*WORK REQUEST:* Should a line below contain the word "machine", report it.

------------------------------------------------

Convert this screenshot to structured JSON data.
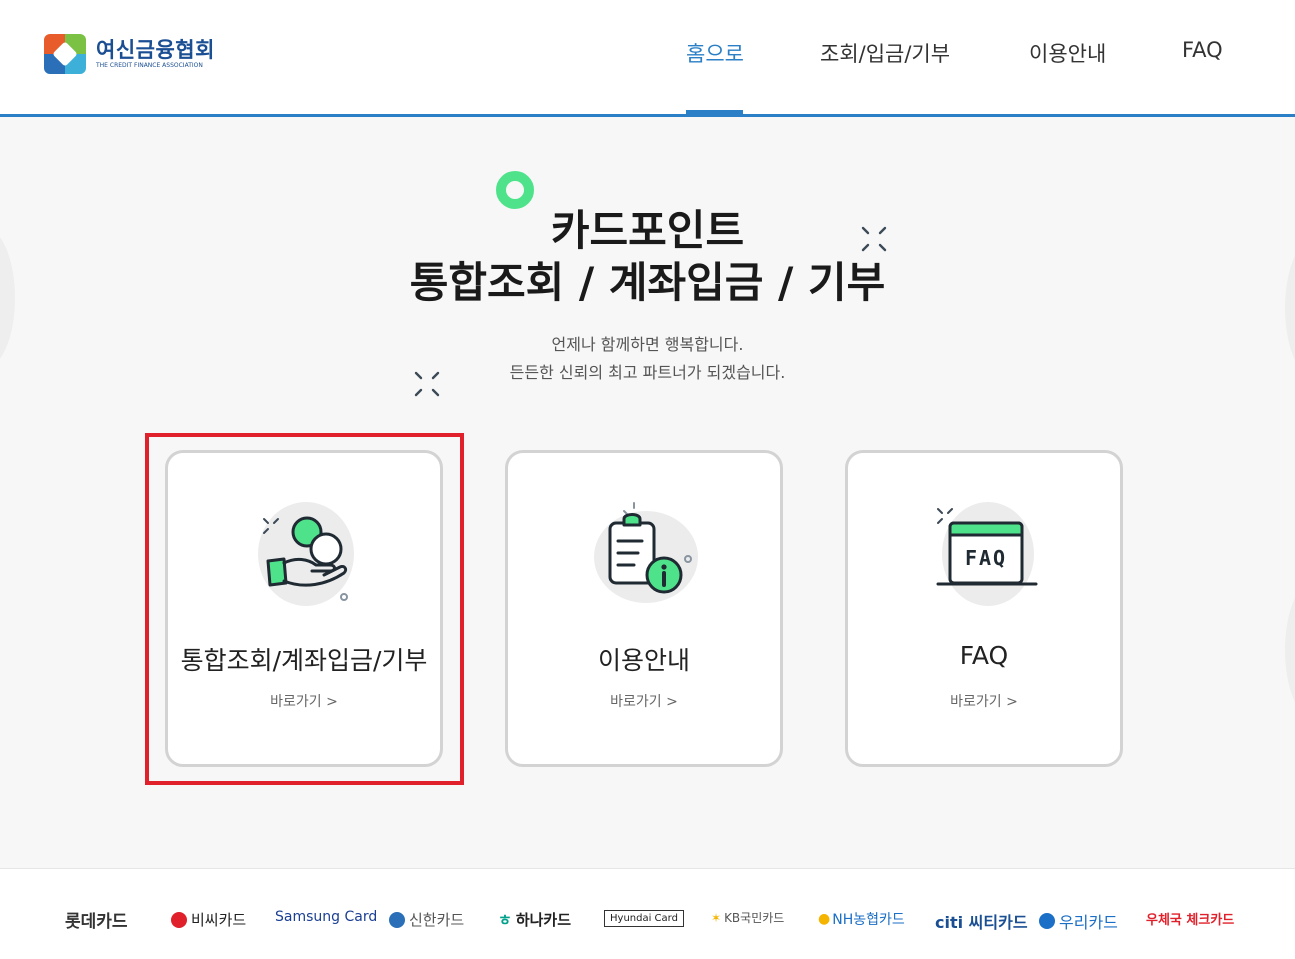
{
  "header": {
    "logo_ko": "여신금융협회",
    "logo_en": "THE CREDIT FINANCE ASSOCIATION",
    "nav": [
      "홈으로",
      "조회/입금/기부",
      "이용안내",
      "FAQ"
    ]
  },
  "hero": {
    "title_line1": "카드포인트",
    "title_line2": "통합조회 / 계좌입금 / 기부",
    "sub_line1": "언제나 함께하면 행복합니다.",
    "sub_line2": "든든한 신뢰의 최고 파트너가 되겠습니다."
  },
  "cards": [
    {
      "title": "통합조회/계좌입금/기부",
      "link": "바로가기 >",
      "icon": "coin-hand-icon"
    },
    {
      "title": "이용안내",
      "link": "바로가기 >",
      "icon": "clipboard-info-icon"
    },
    {
      "title": "FAQ",
      "link": "바로가기 >",
      "icon": "faq-window-icon"
    }
  ],
  "footer": {
    "brands": [
      "롯데카드",
      "비씨카드",
      "Samsung Card",
      "신한카드",
      "하나카드",
      "Hyundai Card",
      "KB국민카드",
      "NH농협카드",
      "citi 씨티카드",
      "우리카드",
      "우체국 체크카드"
    ]
  },
  "colors": {
    "accent": "#2a7fc6",
    "highlight": "#e0202a",
    "green": "#4ee38a"
  }
}
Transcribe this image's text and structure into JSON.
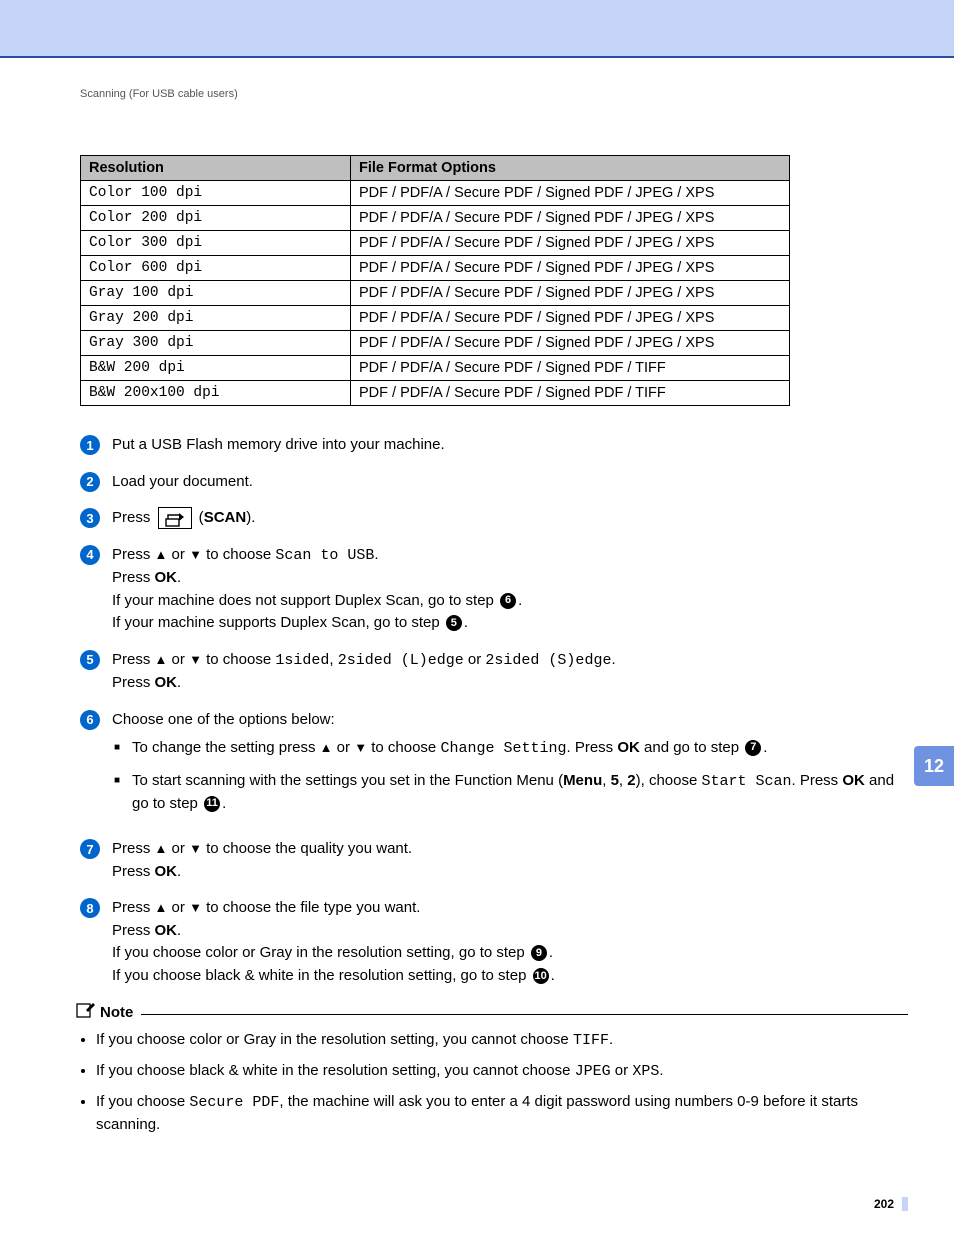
{
  "breadcrumb": "Scanning (For USB cable users)",
  "side_tab": "12",
  "page_number": "202",
  "table": {
    "headers": [
      "Resolution",
      "File Format Options"
    ],
    "rows": [
      [
        "Color 100 dpi",
        "PDF / PDF/A / Secure PDF / Signed PDF / JPEG / XPS"
      ],
      [
        "Color 200 dpi",
        "PDF / PDF/A / Secure PDF / Signed PDF / JPEG / XPS"
      ],
      [
        "Color 300 dpi",
        "PDF / PDF/A / Secure PDF / Signed PDF  / JPEG / XPS"
      ],
      [
        "Color 600 dpi",
        "PDF / PDF/A / Secure PDF / Signed PDF / JPEG / XPS"
      ],
      [
        "Gray 100 dpi",
        "PDF / PDF/A / Secure PDF / Signed PDF  / JPEG / XPS"
      ],
      [
        "Gray 200 dpi",
        "PDF / PDF/A / Secure PDF / Signed PDF  / JPEG / XPS"
      ],
      [
        "Gray 300 dpi",
        "PDF / PDF/A / Secure PDF / Signed PDF  / JPEG / XPS"
      ],
      [
        "B&W 200 dpi",
        "PDF / PDF/A / Secure PDF / Signed PDF / TIFF"
      ],
      [
        "B&W 200x100 dpi",
        "PDF / PDF/A / Secure PDF / Signed PDF  / TIFF"
      ]
    ]
  },
  "steps": {
    "s1": "Put a USB Flash memory drive into your machine.",
    "s2": "Load your document.",
    "s3_press": "Press",
    "s3_scan": "SCAN",
    "s4_l1a": "Press ",
    "s4_l1b": " or ",
    "s4_l1c": " to choose ",
    "s4_scan_to_usb": "Scan to USB",
    "s4_l2": "Press ",
    "s4_ok": "OK",
    "s4_l3": "If your machine does not support Duplex Scan, go to step ",
    "s4_l4": "If your machine supports Duplex Scan, go to step ",
    "s5_l1a": "Press ",
    "s5_l1b": " or ",
    "s5_l1c": " to choose ",
    "s5_opt1": "1sided",
    "s5_sep1": ", ",
    "s5_opt2": "2sided (L)edge",
    "s5_sep2": " or ",
    "s5_opt3": "2sided (S)edge",
    "s5_l2": "Press ",
    "s6_intro": "Choose one of the options below:",
    "s6_b1a": "To change the setting press ",
    "s6_b1b": " or ",
    "s6_b1c": " to choose ",
    "s6_change": "Change Setting",
    "s6_b1d": ". Press ",
    "s6_b1e": " and go to step ",
    "s6_b2a": "To start scanning with the settings you set in the Function Menu (",
    "s6_menu": "Menu",
    "s6_b2b": ", ",
    "s6_five": "5",
    "s6_b2c": ", ",
    "s6_two": "2",
    "s6_b2d": "), choose ",
    "s6_start": "Start Scan",
    "s6_b2e": ". Press ",
    "s6_b2f": " and go to step ",
    "s7_l1a": "Press ",
    "s7_l1b": " or ",
    "s7_l1c": " to choose the quality you want.",
    "s7_l2": "Press ",
    "s8_l1a": "Press ",
    "s8_l1b": " or ",
    "s8_l1c": " to choose the file type you want.",
    "s8_l2": "Press ",
    "s8_l3": "If you choose color or Gray in the resolution setting, go to step ",
    "s8_l4": "If you choose black & white in the resolution setting, go to step "
  },
  "note": {
    "title": "Note",
    "n1a": "If you choose color or Gray in the resolution setting, you cannot choose ",
    "n1_tiff": "TIFF",
    "n2a": "If you choose black & white in the resolution setting, you cannot choose ",
    "n2_jpeg": "JPEG",
    "n2_or": " or ",
    "n2_xps": "XPS",
    "n3a": "If you choose ",
    "n3_sec": "Secure PDF",
    "n3b": ", the machine will ask you to enter a 4 digit password using numbers 0-9 before it starts scanning."
  },
  "inline_refs": {
    "r5": "5",
    "r6": "6",
    "r7": "7",
    "r9": "9",
    "r10": "10",
    "r11": "11"
  }
}
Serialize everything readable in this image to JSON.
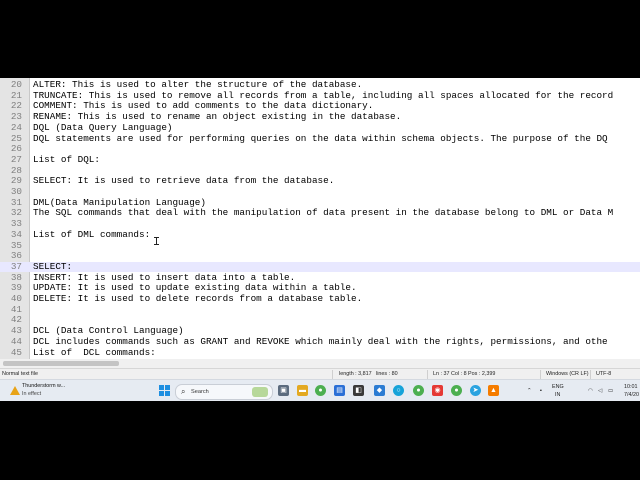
{
  "editor": {
    "lines": [
      {
        "num": "20",
        "text": "ALTER: This is used to alter the structure of the database."
      },
      {
        "num": "21",
        "text": "TRUNCATE: This is used to remove all records from a table, including all spaces allocated for the record"
      },
      {
        "num": "22",
        "text": "COMMENT: This is used to add comments to the data dictionary."
      },
      {
        "num": "23",
        "text": "RENAME: This is used to rename an object existing in the database."
      },
      {
        "num": "24",
        "text": "DQL (Data Query Language)"
      },
      {
        "num": "25",
        "text": "DQL statements are used for performing queries on the data within schema objects. The purpose of the DQ"
      },
      {
        "num": "26",
        "text": ""
      },
      {
        "num": "27",
        "text": "List of DQL:"
      },
      {
        "num": "28",
        "text": ""
      },
      {
        "num": "29",
        "text": "SELECT: It is used to retrieve data from the database."
      },
      {
        "num": "30",
        "text": ""
      },
      {
        "num": "31",
        "text": "DML(Data Manipulation Language)"
      },
      {
        "num": "32",
        "text": "The SQL commands that deal with the manipulation of data present in the database belong to DML or Data M"
      },
      {
        "num": "33",
        "text": ""
      },
      {
        "num": "34",
        "text": "List of DML commands:"
      },
      {
        "num": "35",
        "text": ""
      },
      {
        "num": "36",
        "text": ""
      },
      {
        "num": "37",
        "text": "SELECT:"
      },
      {
        "num": "38",
        "text": "INSERT: It is used to insert data into a table."
      },
      {
        "num": "39",
        "text": "UPDATE: It is used to update existing data within a table."
      },
      {
        "num": "40",
        "text": "DELETE: It is used to delete records from a database table."
      },
      {
        "num": "41",
        "text": ""
      },
      {
        "num": "42",
        "text": ""
      },
      {
        "num": "43",
        "text": "DCL (Data Control Language)"
      },
      {
        "num": "44",
        "text": "DCL includes commands such as GRANT and REVOKE which mainly deal with the rights, permissions, and othe"
      },
      {
        "num": "45",
        "text": "List of  DCL commands:"
      }
    ],
    "current_line_index": 17
  },
  "statusbar": {
    "file_type": "Normal text file",
    "length": "length : 3,817",
    "lines": "lines : 80",
    "position": "Ln : 37    Col : 8    Pos : 2,399",
    "eol": "Windows (CR LF)",
    "encoding": "UTF-8"
  },
  "taskbar": {
    "weather_title": "Thunderstorm w...",
    "weather_sub": "In effect",
    "search_label": "Search",
    "language": "ENG",
    "region": "IN",
    "time": "10:01",
    "date": "7/4/20"
  },
  "colors": {
    "gutter": "#e4e4e4",
    "current_line": "#e8e8ff",
    "taskbar": "#e6ebf2",
    "accent_blue": "#1e8fe1"
  },
  "icons": [
    "start-icon",
    "search-icon",
    "task-view-icon",
    "chat-icon",
    "file-explorer-icon",
    "chrome-icon",
    "edge-icon",
    "store-icon",
    "app-icon",
    "telegram-icon",
    "vlc-icon",
    "chevron-up-icon",
    "wifi-icon",
    "speaker-icon",
    "battery-icon"
  ]
}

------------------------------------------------

*TASK RESULT:*
    "s1": "Put a USB Flash memory drive into your machine.",
    "s4_l3": "If your machine does not support Duplex Scan, go to step ",
    "s4_l4": "If your machine supports Duplex Scan, go to step ",
    "n3b": ", the machine will ask you to enter a 4 digit password using numbers 0-9 before it starts scanning."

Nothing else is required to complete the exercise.